1. What changes –if any, did you make from the Australian version to the American version?
The changes were minimal on the whole. Obviously we changed around the Australian spelling to fit with American. Then there were some interesting changes to terminology that is different between countries - things like sneakers vs. trainers, or coffee machine vs. espresso machine, cookies vs. biscuits. The editors were very thorough in ensuring the terminology was correct for the US market.
We also changed around some of the school references so it correlated more with the American school year and vacation periods.
On top of that, I was given the opportunity to add a couple of lines here and there that I'd had enough time to reflect on and decide would better the story. It was fabulous to have that chance, and likewise, my editors highlighted one or two scenes that they wanted to have an additional line added or taken out.
2. Are there any differences between the way Australia and American promote books; and if so what do you like or dislike about them?
Actually, it is pretty similar. Books, on a worldwide level are in a state of constant development. Publishers and authors have the opportunity at the moment to be part of new and exciting projects that involve ebooks and digital advancements. I think the key to promoting any book is to embrace these new elements whilst respecting the tradition of books we all love, and go for it.
I've been really lucky to have amazing publishers and publicists within both countries. The difference is probably more to do with scale. Australian population vs. American population is quite different. Sourcebooks in the US have been absolutely incredible and since I am not physically there - we've had to work around that together. The solution has been to partake in a lot of online development - which is really where most of the YA focus is anyway - and to have author videos etc produced. I'll be over in the US later in the year and am looking forward to having a chance to visit as many cities as possible then!
3. Violet believes she has found the love of her life at 17- do you believe it’s possible to find your true love at a young age?
Given that I met the man I've now been married to for 11 years at the age of 17, I'd have to say ... absolutely. Age doesn't define our capacity to love.
4. How did Sourcebooks come across Embrace?
My publishers in Australia sent the manuscript to Sourcebooks to consider for US publication. Leah - my amazing editor - was on the hunt for YA potential and so took a look at it. She explained to me that the covering letter had gone missing, so when she started reading it she wasn't sure what it was all about. She started reading on her way home on the subway and ended up missing her stop. Not good for her at the time, but great for me!
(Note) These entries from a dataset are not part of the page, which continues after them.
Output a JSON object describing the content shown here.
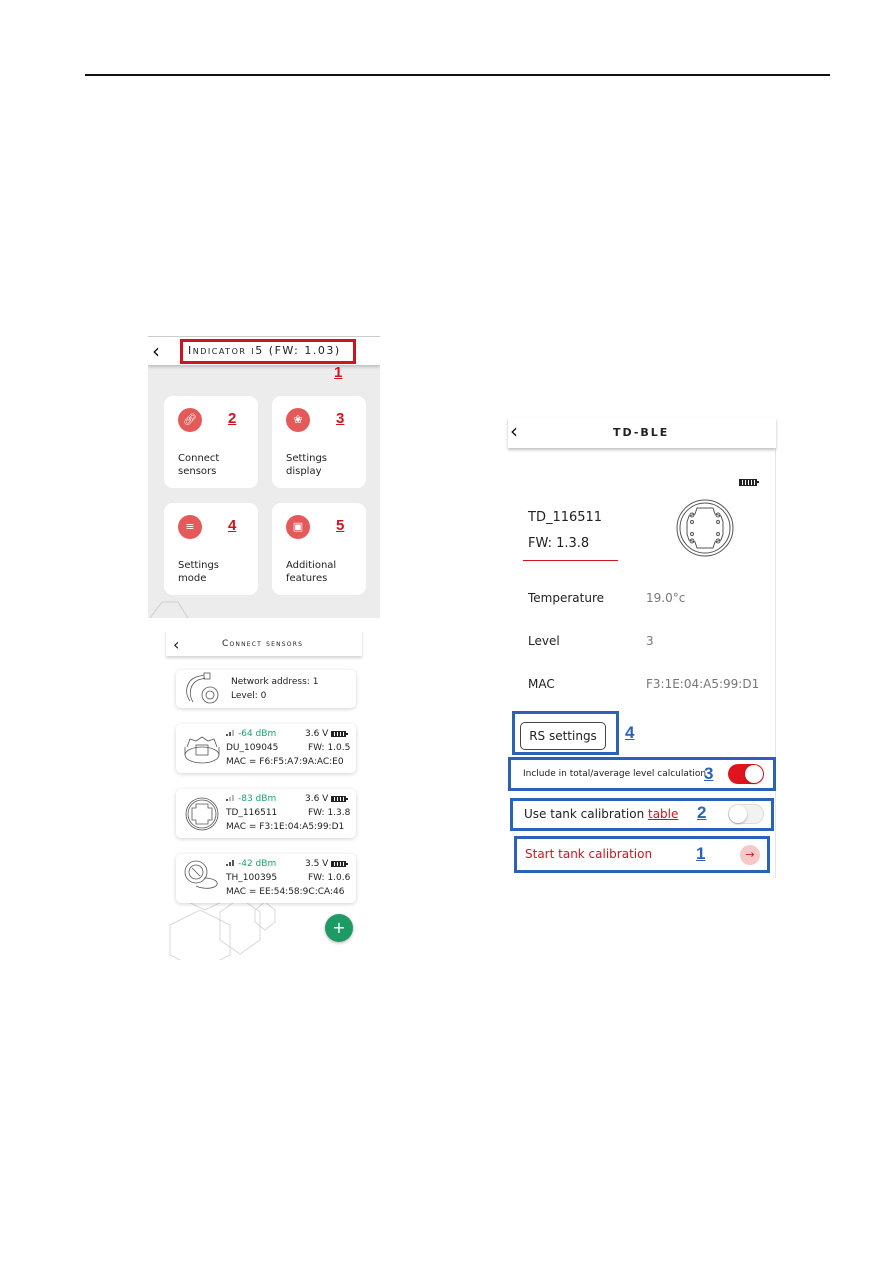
{
  "indicator_screen": {
    "back_icon": "chevron-left-icon",
    "title": "Indicator i5 (FW: 1.03)",
    "annotation": "1",
    "tiles": [
      {
        "label_line1": "Connect",
        "label_line2": "sensors",
        "icon": "link-icon",
        "annotation": "2"
      },
      {
        "label_line1": "Settings",
        "label_line2": "display",
        "icon": "gear-flower-icon",
        "annotation": "3"
      },
      {
        "label_line1": "Settings",
        "label_line2": "mode",
        "icon": "sliders-icon",
        "annotation": "4"
      },
      {
        "label_line1": "Additional",
        "label_line2": "features",
        "icon": "folder-plus-icon",
        "annotation": "5"
      }
    ]
  },
  "connect_screen": {
    "back_icon": "chevron-left-icon",
    "title": "Connect sensors",
    "cards": [
      {
        "type": "network",
        "network_address": "Network address: 1",
        "level": "Level: 0"
      },
      {
        "signal": "-64 dBm",
        "voltage": "3.6 V",
        "name": "DU_109045",
        "fw": "FW: 1.0.5",
        "mac": "MAC = F6:F5:A7:9A:AC:E0"
      },
      {
        "signal": "-83 dBm",
        "voltage": "3.6 V",
        "name": "TD_116511",
        "fw": "FW: 1.3.8",
        "mac": "MAC = F3:1E:04:A5:99:D1"
      },
      {
        "signal": "-42 dBm",
        "voltage": "3.5 V",
        "name": "TH_100395",
        "fw": "FW: 1.0.6",
        "mac": "MAC = EE:54:58:9C:CA:46"
      }
    ],
    "fab_label": "+"
  },
  "td_screen": {
    "back_icon": "chevron-left-icon",
    "title": "TD-BLE",
    "sensor_name": "TD_116511",
    "fw": "FW: 1.3.8",
    "rows": [
      {
        "label": "Temperature",
        "value": "19.0°c"
      },
      {
        "label": "Level",
        "value": "3"
      },
      {
        "label": "MAC",
        "value": "F3:1E:04:A5:99:D1"
      }
    ],
    "rs_button": "RS settings",
    "rs_annotation": "4",
    "include_label": "Include in total/average level calculation",
    "include_annotation": "3",
    "include_on": true,
    "calib_label": "Use tank calibration",
    "calib_link": "table",
    "calib_annotation": "2",
    "calib_on": false,
    "start_label": "Start tank calibration",
    "start_annotation": "1",
    "start_arrow": "→"
  },
  "colors": {
    "accent_red": "#d0141e",
    "tile_icon_red": "#e45a5a",
    "annotation_blue": "#2b62b8",
    "signal_green": "#1aa46a",
    "fab_green": "#1e9a64"
  }
}
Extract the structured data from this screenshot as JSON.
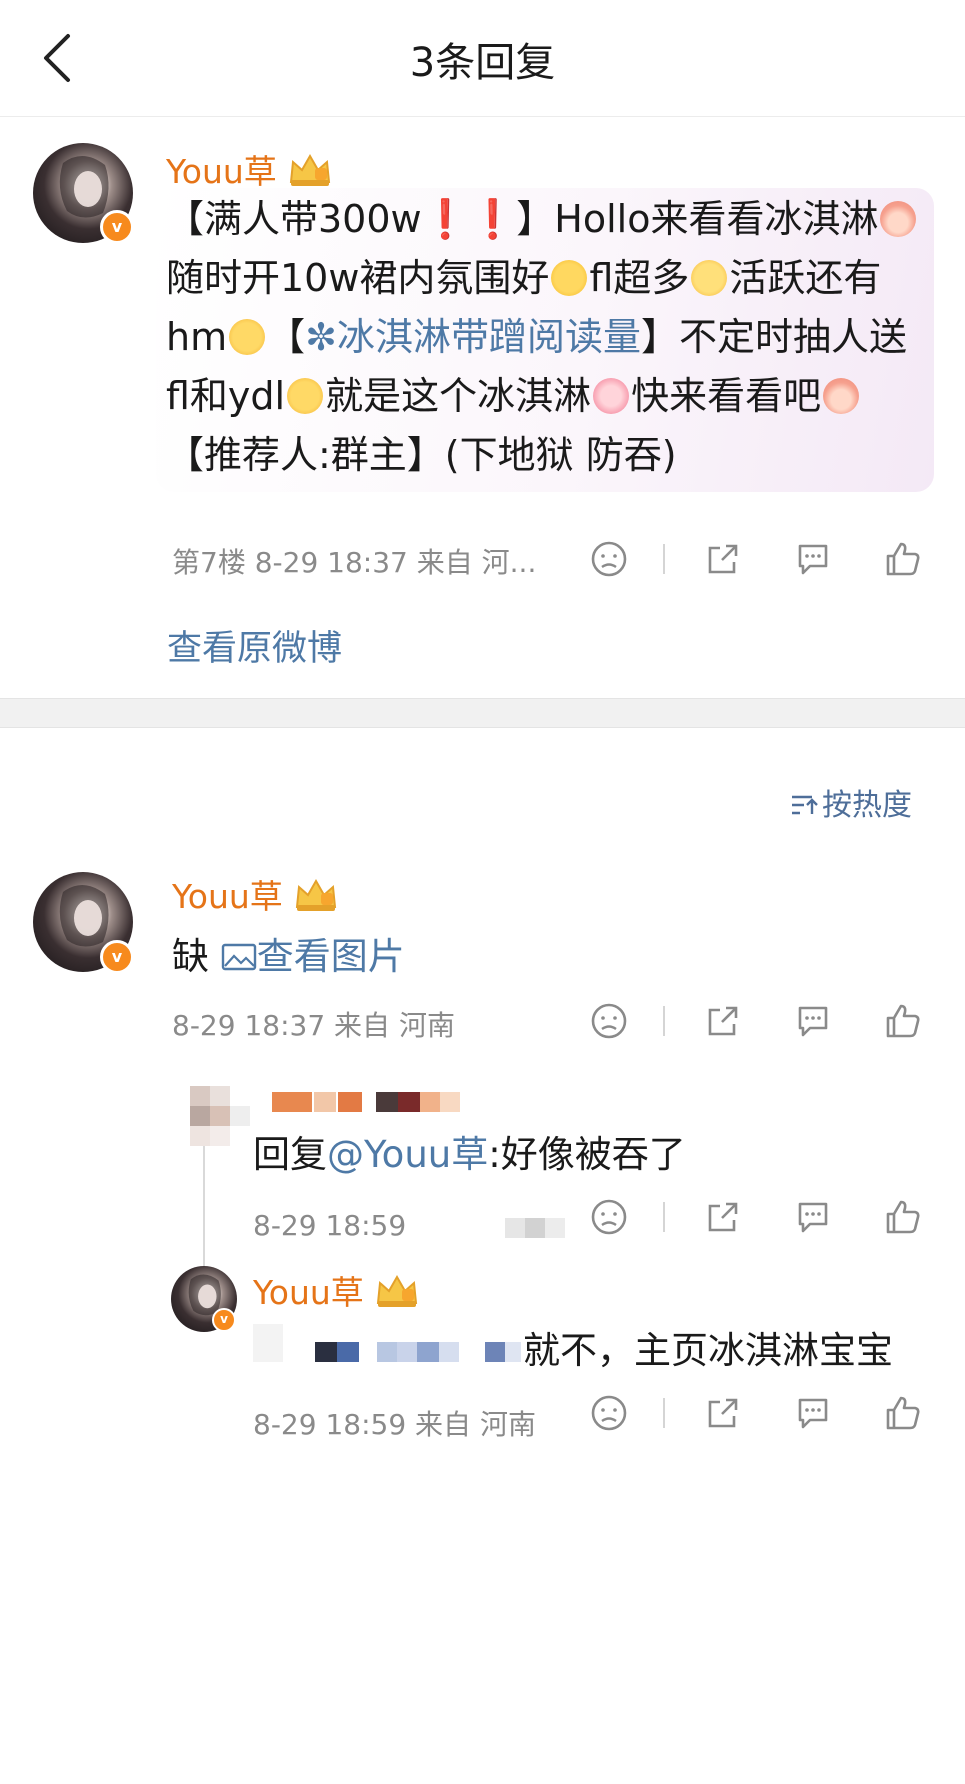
{
  "header": {
    "title": "3条回复"
  },
  "post": {
    "author": "Youu草",
    "text_parts": [
      "【满人带300w",
      "❗",
      "❗",
      "】Hollo来看看冰淇淋",
      "随时开10w裙内氛围好",
      "fl超多",
      "活跃还有hm",
      "【",
      "✼冰淇淋带蹭阅读量",
      "】不定时抽人送fl和ydl",
      "就是这个冰淇淋",
      "快来看看吧",
      "【推荐人:群主】(下地狱 防吞)"
    ],
    "meta": "第7楼  8-29 18:37  来自 河...",
    "view_original": "查看原微博"
  },
  "sort": {
    "label": "按热度"
  },
  "comments": [
    {
      "author": "Youu草",
      "text": "缺",
      "image_link": "查看图片",
      "meta": "8-29 18:37  来自 河南"
    }
  ],
  "replies": [
    {
      "prefix": "回复",
      "mention": "@Youu草",
      "text": ":好像被吞了",
      "meta": "8-29 18:59"
    },
    {
      "author": "Youu草",
      "text": "就不，主页冰淇淋宝宝",
      "meta": "8-29 18:59  来自 河南"
    }
  ],
  "colors": {
    "accent_orange": "#e57418",
    "link_blue": "#4e79a6",
    "meta_gray": "#8a8a8a"
  }
}
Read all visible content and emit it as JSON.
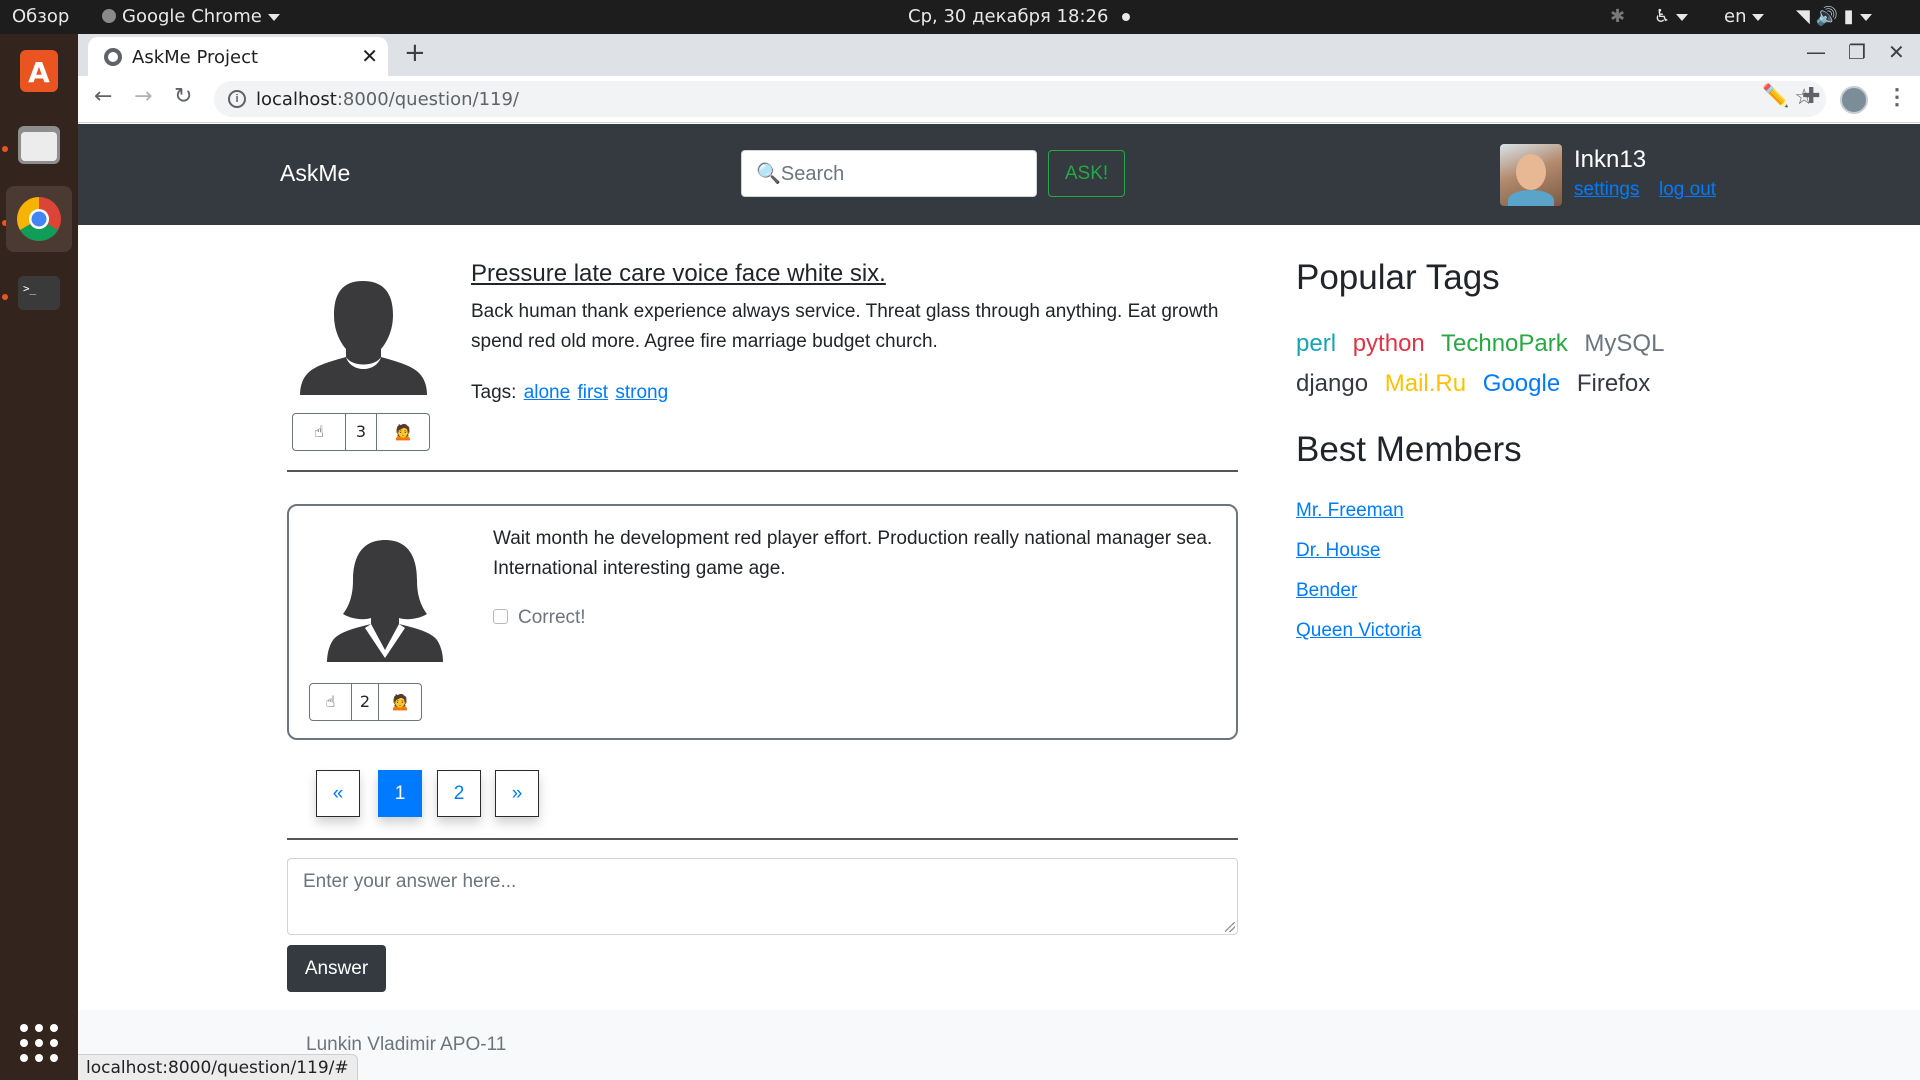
{
  "os": {
    "activities": "Обзор",
    "app_menu": "Google Chrome",
    "clock": "Ср, 30 декабря  18:26",
    "lang": "en",
    "dock_icons": [
      "ubuntu-software-icon",
      "files-icon",
      "chrome-icon",
      "terminal-icon",
      "show-apps-icon"
    ]
  },
  "browser": {
    "tab_title": "AskMe Project",
    "url_host": "localhost",
    "url_path": ":8000/question/119/",
    "status_url": "localhost:8000/question/119/#"
  },
  "navbar": {
    "brand": "AskMe",
    "search_placeholder": "🔍Search",
    "ask_label": "ASK!",
    "username": "Inkn13",
    "settings_label": "settings",
    "logout_label": "log out"
  },
  "question": {
    "title": "Pressure late care voice face white six.",
    "text": "Back human thank experience always service. Threat glass through anything. Eat growth spend red old more. Agree fire marriage budget church.",
    "tags_label": "Tags:",
    "tags": [
      "alone",
      "first",
      "strong"
    ],
    "vote_up": "☝",
    "rating": "3",
    "vote_down": "🙍"
  },
  "answers": [
    {
      "text": "Wait month he development red player effort. Production really national manager sea. International interesting game age.",
      "correct_label": "Correct!",
      "correct": false,
      "vote_up": "☝",
      "rating": "2",
      "vote_down": "🙍"
    }
  ],
  "pagination": {
    "prev": "«",
    "pages": [
      "1",
      "2"
    ],
    "current": "1",
    "next": "»"
  },
  "answer_form": {
    "placeholder": "Enter your answer here...",
    "submit_label": "Answer"
  },
  "sidebar": {
    "popular_tags_title": "Popular Tags",
    "tags": [
      {
        "name": "perl",
        "color": "#17a2b8"
      },
      {
        "name": "python",
        "color": "#dc3545"
      },
      {
        "name": "TechnoPark",
        "color": "#28a745"
      },
      {
        "name": "MySQL",
        "color": "#6c757d"
      },
      {
        "name": "django",
        "color": "#343a40"
      },
      {
        "name": "Mail.Ru",
        "color": "#ffc107"
      },
      {
        "name": "Google",
        "color": "#007bff"
      },
      {
        "name": "Firefox",
        "color": "#343a40"
      }
    ],
    "best_members_title": "Best Members",
    "members": [
      "Mr. Freeman",
      "Dr. House",
      "Bender",
      "Queen Victoria"
    ]
  },
  "footer": {
    "text": "Lunkin Vladimir APO-11"
  }
}
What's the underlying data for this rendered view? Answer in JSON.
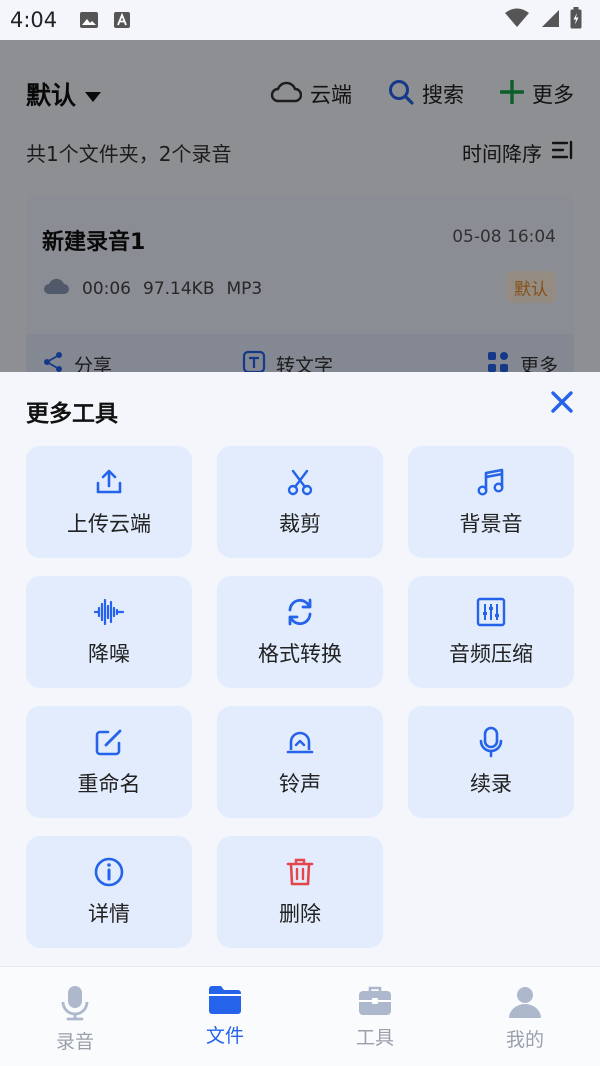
{
  "status_bar": {
    "time": "4:04"
  },
  "header": {
    "title": "默认",
    "actions": [
      {
        "label": "云端",
        "icon": "cloud-icon"
      },
      {
        "label": "搜索",
        "icon": "search-icon"
      },
      {
        "label": "更多",
        "icon": "plus-icon"
      }
    ]
  },
  "summary": {
    "text": "共1个文件夹，2个录音",
    "sort_label": "时间降序"
  },
  "recording_card": {
    "name": "新建录音1",
    "date": "05-08 16:04",
    "duration": "00:06",
    "size": "97.14KB",
    "format": "MP3",
    "badge": "默认",
    "actions": [
      {
        "label": "分享",
        "icon": "share-icon"
      },
      {
        "label": "转文字",
        "icon": "text-icon"
      },
      {
        "label": "更多",
        "icon": "grid-icon"
      }
    ]
  },
  "sheet": {
    "title": "更多工具",
    "tools": [
      {
        "label": "上传云端",
        "icon": "upload-icon"
      },
      {
        "label": "裁剪",
        "icon": "scissors-icon"
      },
      {
        "label": "背景音",
        "icon": "music-icon"
      },
      {
        "label": "降噪",
        "icon": "waveform-icon"
      },
      {
        "label": "格式转换",
        "icon": "convert-icon"
      },
      {
        "label": "音频压缩",
        "icon": "equalizer-icon"
      },
      {
        "label": "重命名",
        "icon": "edit-icon"
      },
      {
        "label": "铃声",
        "icon": "bell-icon"
      },
      {
        "label": "续录",
        "icon": "microphone-icon"
      },
      {
        "label": "详情",
        "icon": "info-icon"
      },
      {
        "label": "删除",
        "icon": "trash-icon"
      }
    ]
  },
  "tabbar": {
    "active": "文件",
    "tabs": [
      {
        "label": "录音",
        "icon": "microphone-icon"
      },
      {
        "label": "文件",
        "icon": "folder-icon"
      },
      {
        "label": "工具",
        "icon": "toolbox-icon"
      },
      {
        "label": "我的",
        "icon": "user-icon"
      }
    ]
  },
  "colors": {
    "accent": "#2563eb",
    "danger": "#e4474b",
    "tile": "#e2ecfc",
    "badge_text": "#e58a2b"
  }
}
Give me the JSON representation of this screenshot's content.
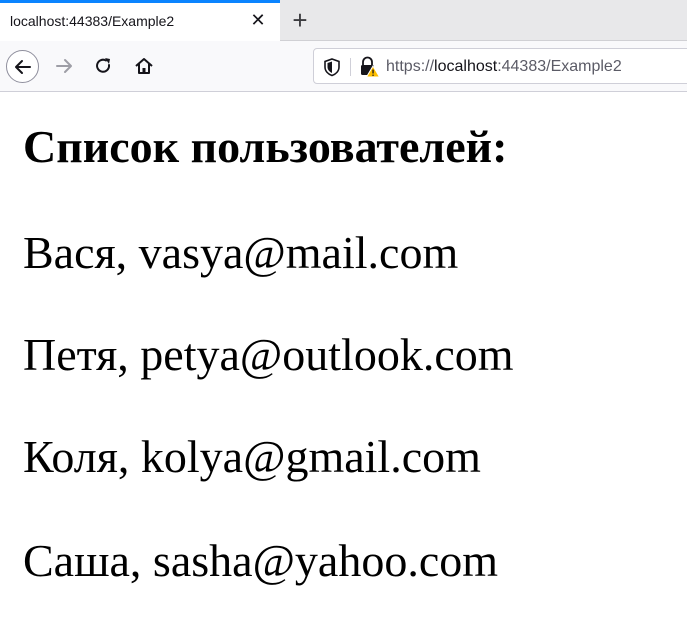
{
  "browser": {
    "tab": {
      "title": "localhost:44383/Example2",
      "close_glyph": "✕"
    },
    "newtab_glyph": "+",
    "address": {
      "scheme": "https://",
      "host": "localhost",
      "rest": ":44383/Example2"
    },
    "icons": {
      "back": "arrow-left-icon",
      "forward": "arrow-right-icon",
      "reload": "reload-icon",
      "home": "home-icon",
      "tracking": "shield-icon",
      "security": "lock-warning-icon"
    },
    "accent_color": "#0a84ff"
  },
  "page": {
    "heading": "Список пользователей:",
    "users": [
      {
        "text": "Вася, vasya@mail.com"
      },
      {
        "text": "Петя, petya@outlook.com"
      },
      {
        "text": "Коля, kolya@gmail.com"
      },
      {
        "text": "Саша, sasha@yahoo.com"
      }
    ]
  }
}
5. What has been your favorite read this year?
I tend to steer clear of YA books that a on similar subject matter as my own, so I have been reading quite a lot of magic and dystopian. I thought Divergent, by Veronica Roth, lived up to the hype. Where She Went, by Gale Foreman, made me cry - it was beautiful. And, though it wasn't this year, I'll always be a fan of Maria V. Snyder's, Study Series.
6. Favorite place to write?
Serious work is always best achieved by locking myself into my office (which is actually the dining room at home), scene details can be more interesting to write out and about - I have a few local coffee shops I haunt. In truth, anywhere that coffee is plentiful and my mind is feeling cooperative!